Hands up! Concordia's Volunteer Fair is an opportunity to sharpen your skills
This October 1, more than 50 community organizations and on-campus groups will convene in the EV Atrium to offer a variety of opportunities to get involved on campus, off campus and abroad.
Big Brothers Big Sisters of Greater Montreal, Special Olympics Quebec and Global Brigades are among the organizations representing worthy causes such as sustainability, international development, social justice and more.
Many on-campus groups, including Concordia’s Student Services, will be on site looking for volunteers to support a number of programs, such as the Access Centre for Students with Disabilities (they need in-class note takers) and the university’s own LIVE Volunteer Resource Centre — the Student Services centre hosting this popular engagement event.
See a complete list of participants by cause.
How can volunteering be strategic for students?
“Volunteering is an exchange,” says Valerie Millette, coordinator of the LIVE Centre and Fair organizer. “You give your time, but in return you gain relevant work experience, develop critical skills and build a network that will later assist you in your job search.”
In fact, this applies to any individual, regardless of age, says Millette. The strategic part is about choosing the right opportunities to not only match your passion for making the world a better place, but to gain the transferrable skills that employers value, make connections and build relationships that can help you market yourself throughout your career.
Communication and leadership, project management and problem-solving are among the critical skills employers look for in new grads — all of which can be developed within a volunteer engagement or project commitment, whether short-term, long-term or a la carte, says Millette. Learn more about transferrable skills here.
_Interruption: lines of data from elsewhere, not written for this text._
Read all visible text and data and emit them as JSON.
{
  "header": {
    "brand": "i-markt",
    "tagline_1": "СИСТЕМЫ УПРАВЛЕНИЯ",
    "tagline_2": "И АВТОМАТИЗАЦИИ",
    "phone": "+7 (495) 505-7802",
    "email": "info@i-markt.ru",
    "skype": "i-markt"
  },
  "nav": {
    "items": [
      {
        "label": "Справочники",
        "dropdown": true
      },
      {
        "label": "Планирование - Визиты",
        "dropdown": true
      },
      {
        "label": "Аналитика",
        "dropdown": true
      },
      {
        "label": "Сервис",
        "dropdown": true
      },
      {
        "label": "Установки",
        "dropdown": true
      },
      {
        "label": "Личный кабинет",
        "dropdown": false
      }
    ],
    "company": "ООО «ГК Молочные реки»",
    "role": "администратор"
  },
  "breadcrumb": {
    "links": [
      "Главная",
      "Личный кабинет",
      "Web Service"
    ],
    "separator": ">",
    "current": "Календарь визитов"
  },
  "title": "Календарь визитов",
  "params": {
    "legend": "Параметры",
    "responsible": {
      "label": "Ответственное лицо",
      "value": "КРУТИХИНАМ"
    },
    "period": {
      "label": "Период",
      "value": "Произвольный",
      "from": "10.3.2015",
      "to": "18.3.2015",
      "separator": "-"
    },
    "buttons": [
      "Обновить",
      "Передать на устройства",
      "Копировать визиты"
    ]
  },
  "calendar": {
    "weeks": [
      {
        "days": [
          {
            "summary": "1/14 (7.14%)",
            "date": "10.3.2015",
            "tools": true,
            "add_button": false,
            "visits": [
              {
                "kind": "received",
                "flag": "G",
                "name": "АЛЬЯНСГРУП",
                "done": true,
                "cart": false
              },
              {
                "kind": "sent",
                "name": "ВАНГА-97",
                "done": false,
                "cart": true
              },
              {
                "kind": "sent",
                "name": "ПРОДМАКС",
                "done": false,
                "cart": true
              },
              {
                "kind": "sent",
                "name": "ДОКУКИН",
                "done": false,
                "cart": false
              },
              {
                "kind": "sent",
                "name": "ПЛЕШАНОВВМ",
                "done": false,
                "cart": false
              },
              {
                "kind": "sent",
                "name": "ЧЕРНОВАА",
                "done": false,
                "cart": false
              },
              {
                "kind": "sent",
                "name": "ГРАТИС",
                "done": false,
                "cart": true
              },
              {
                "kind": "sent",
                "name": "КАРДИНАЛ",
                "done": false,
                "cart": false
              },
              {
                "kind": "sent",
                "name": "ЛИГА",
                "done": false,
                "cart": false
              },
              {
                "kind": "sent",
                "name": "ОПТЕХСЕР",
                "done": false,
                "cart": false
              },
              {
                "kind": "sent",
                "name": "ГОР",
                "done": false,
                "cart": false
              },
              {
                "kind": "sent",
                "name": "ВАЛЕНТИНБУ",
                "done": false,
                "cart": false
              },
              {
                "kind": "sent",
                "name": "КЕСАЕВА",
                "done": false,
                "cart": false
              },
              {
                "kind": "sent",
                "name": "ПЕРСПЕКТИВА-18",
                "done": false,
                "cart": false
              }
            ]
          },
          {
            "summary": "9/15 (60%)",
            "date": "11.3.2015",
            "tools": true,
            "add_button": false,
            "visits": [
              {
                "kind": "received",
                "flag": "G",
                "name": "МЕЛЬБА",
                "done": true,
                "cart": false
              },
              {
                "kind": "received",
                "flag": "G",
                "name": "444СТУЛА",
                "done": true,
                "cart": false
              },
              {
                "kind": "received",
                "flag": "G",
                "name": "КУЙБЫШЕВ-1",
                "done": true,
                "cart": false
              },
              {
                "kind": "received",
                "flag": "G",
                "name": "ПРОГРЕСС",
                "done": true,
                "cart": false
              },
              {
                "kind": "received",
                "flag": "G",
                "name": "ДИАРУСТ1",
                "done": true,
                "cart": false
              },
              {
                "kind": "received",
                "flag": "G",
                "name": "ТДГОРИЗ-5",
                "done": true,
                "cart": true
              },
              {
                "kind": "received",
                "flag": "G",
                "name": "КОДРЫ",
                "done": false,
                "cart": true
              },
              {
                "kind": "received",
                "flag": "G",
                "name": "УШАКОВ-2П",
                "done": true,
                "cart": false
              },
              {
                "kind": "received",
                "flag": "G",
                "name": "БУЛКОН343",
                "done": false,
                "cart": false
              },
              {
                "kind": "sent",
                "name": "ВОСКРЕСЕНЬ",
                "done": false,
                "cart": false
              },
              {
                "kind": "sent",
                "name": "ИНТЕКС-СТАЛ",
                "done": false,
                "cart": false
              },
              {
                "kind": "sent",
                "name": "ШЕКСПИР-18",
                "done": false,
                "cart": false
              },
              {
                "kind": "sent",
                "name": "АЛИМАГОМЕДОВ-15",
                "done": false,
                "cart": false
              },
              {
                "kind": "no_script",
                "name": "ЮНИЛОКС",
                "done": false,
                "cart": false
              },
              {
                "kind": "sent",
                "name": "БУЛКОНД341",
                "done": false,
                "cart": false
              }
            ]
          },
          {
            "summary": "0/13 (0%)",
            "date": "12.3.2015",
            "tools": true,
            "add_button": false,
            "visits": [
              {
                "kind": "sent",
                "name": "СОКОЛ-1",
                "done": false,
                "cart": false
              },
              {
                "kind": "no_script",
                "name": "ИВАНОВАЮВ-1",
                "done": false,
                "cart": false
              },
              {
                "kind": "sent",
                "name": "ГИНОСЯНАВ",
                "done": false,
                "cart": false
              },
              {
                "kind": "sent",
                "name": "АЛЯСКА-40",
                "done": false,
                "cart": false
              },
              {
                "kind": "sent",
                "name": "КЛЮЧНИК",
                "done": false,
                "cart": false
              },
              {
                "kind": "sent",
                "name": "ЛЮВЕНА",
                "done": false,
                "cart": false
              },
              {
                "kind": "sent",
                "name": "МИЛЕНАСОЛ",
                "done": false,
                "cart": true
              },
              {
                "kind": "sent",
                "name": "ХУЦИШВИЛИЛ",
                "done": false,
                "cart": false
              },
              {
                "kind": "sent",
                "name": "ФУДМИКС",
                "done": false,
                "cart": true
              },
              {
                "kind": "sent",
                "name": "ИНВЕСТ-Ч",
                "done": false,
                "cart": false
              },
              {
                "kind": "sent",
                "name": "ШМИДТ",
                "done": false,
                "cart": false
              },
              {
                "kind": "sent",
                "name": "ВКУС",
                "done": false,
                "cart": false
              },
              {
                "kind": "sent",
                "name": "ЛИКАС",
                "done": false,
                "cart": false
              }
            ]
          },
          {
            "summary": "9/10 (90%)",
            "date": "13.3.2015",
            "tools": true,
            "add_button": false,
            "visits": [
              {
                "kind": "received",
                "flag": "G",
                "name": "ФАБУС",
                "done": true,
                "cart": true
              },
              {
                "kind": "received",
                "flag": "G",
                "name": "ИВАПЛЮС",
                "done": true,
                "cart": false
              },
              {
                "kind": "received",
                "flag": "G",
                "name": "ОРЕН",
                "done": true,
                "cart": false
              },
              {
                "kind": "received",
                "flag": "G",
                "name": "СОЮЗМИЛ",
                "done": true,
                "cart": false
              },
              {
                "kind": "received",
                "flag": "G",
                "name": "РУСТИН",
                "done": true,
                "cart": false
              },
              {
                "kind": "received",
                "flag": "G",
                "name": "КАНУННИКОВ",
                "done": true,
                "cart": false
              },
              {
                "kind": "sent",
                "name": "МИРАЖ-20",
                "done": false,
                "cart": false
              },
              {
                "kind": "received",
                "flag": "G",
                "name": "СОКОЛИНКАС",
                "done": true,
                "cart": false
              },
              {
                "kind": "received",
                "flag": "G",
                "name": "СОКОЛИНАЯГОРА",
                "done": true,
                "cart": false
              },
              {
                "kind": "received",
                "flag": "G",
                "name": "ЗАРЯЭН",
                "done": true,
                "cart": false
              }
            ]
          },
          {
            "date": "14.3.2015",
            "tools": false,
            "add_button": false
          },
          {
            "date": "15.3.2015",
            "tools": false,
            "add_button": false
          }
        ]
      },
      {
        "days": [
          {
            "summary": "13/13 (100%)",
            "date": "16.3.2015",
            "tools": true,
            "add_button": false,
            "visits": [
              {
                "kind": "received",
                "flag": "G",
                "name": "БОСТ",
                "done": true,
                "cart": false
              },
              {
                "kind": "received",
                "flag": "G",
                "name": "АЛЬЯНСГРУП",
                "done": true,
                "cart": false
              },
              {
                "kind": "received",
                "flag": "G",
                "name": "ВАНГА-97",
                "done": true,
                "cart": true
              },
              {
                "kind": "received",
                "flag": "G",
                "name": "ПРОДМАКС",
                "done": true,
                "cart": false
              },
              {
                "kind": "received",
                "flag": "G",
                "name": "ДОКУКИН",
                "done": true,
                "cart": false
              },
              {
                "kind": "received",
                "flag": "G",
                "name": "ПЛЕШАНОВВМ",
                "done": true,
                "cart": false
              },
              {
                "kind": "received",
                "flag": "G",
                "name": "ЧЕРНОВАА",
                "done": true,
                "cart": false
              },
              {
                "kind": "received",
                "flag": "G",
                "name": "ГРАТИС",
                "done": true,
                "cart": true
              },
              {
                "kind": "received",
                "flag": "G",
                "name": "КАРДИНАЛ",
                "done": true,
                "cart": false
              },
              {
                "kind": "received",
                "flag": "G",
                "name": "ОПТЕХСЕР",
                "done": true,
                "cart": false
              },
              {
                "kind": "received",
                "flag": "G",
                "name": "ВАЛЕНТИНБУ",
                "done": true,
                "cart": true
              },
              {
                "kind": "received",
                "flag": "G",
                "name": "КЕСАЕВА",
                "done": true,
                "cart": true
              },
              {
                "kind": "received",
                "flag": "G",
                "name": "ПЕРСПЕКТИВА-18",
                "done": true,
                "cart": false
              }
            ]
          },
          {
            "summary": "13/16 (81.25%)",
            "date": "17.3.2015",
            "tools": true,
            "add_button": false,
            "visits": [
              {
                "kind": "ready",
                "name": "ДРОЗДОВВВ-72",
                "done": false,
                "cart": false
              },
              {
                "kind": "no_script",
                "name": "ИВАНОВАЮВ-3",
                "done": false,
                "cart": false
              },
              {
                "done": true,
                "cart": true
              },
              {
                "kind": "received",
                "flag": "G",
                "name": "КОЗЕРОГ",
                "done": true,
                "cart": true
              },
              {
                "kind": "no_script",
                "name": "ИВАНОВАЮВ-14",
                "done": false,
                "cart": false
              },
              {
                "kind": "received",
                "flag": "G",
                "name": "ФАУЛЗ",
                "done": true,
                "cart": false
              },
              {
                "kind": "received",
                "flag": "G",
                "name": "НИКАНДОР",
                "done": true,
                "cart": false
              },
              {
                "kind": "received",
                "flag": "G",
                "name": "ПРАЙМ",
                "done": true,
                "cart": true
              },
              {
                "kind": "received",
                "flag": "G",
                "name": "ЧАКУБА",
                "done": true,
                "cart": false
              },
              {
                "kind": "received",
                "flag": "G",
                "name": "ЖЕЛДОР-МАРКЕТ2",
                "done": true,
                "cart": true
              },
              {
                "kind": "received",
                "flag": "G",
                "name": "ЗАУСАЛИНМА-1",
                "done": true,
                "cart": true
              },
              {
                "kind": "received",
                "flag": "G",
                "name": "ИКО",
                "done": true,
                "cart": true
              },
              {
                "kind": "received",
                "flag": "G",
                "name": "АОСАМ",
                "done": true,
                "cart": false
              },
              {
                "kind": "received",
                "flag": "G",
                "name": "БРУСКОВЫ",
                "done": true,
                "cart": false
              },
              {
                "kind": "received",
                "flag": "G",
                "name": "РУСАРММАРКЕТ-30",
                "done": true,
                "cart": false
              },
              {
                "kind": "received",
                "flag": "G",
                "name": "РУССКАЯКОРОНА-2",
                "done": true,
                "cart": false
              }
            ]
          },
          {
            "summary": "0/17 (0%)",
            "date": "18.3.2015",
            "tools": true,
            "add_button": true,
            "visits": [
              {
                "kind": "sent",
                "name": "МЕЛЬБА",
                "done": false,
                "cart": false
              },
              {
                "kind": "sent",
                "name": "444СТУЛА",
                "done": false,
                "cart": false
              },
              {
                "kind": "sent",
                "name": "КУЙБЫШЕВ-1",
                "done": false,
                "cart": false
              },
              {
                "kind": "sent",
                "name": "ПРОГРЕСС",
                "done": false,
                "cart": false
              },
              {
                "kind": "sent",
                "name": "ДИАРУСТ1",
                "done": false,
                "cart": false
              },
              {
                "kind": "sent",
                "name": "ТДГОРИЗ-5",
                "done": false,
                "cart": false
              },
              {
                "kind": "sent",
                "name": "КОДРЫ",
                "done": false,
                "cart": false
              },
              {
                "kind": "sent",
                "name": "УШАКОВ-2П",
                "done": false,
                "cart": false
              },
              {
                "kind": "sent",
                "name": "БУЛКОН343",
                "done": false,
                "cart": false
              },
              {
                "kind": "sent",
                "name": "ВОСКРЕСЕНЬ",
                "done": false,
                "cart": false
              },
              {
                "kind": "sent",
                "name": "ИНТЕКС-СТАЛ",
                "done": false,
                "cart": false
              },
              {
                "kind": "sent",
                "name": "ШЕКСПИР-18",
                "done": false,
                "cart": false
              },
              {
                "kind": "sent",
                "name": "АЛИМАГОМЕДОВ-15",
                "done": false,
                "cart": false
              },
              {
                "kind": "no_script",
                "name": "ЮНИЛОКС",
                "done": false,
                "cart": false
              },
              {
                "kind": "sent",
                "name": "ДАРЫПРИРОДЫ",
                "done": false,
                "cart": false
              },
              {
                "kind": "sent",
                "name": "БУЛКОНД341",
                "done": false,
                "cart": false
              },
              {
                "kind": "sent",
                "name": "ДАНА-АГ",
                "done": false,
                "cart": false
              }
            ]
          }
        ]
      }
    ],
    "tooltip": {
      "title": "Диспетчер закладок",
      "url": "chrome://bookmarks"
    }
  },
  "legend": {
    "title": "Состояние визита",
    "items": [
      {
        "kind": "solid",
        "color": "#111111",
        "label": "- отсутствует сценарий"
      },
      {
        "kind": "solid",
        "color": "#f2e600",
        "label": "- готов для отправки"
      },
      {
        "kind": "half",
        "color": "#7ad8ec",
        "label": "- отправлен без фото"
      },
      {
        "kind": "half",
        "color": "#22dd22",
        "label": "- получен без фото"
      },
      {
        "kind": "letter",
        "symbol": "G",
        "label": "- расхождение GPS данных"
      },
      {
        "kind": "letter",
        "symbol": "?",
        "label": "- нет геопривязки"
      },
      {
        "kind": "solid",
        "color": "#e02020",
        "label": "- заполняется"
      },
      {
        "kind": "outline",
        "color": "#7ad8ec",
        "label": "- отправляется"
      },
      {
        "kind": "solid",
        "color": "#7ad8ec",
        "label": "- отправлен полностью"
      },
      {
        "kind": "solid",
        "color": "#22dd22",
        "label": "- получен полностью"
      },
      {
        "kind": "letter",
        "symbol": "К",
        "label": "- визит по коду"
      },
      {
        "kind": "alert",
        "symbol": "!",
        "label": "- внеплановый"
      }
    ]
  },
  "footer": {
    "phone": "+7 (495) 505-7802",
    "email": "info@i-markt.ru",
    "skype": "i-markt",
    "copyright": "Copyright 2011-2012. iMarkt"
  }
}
Volunteering can do volumes for visibility
What’s more, opportunities for recognition can further help your skills shine.
Concordia’s Co-curricular Record is an official document that highlights your leadership and community service activities beyond the classroom. It can help you stand out to employers by showcasing your entire university experience. You could even get nominated for a Volunteer or CCSL award for your contributions to student life.
In addition, many student-led community projects qualify for funding through the Concordia Council on Student Life (CCSL). The CCSL Special Project Fund accepts applications twice per academic year. The Fall 2015 application deadline is October 9. Find out more.
Volunteer Fair a good place to start
The Volunteer Fair is open to all faculty, staff and students at Concordia, as well as the general public. It’s a good place to explore your options for getting involved and to learn about the many services available in the broader Concordia community.
For students, it’s also a chance to learn more about Alternative Spring Break — a popular transformative service-learning experience offered during February Reading Week. The deadline to apply for 2016 is October 15, 2015. They need faculty and staff as team leaders, as well as students. Apply now.
But it doesn’t end at the fair. You can drop by the LIVE Centre year-round to inquire about ongoing opportunities in the community. There’s always someone needing help, says Millette — and helping to match people to their passions is what keeps her motivated every day.
“I feel truly rewarded because I love what I do,” she said. “Who knows what you’ll discover once you take the time to look? One spark of inspiration and the possibilities grow from there.”
Visit the LIVE Volunteer Resource Centre online for more on volunteering or drop-by in person at H-608-1, Henry F. Hall Building (1455 De Maisonneuve Blvd. W.), Sir George Williams Campus.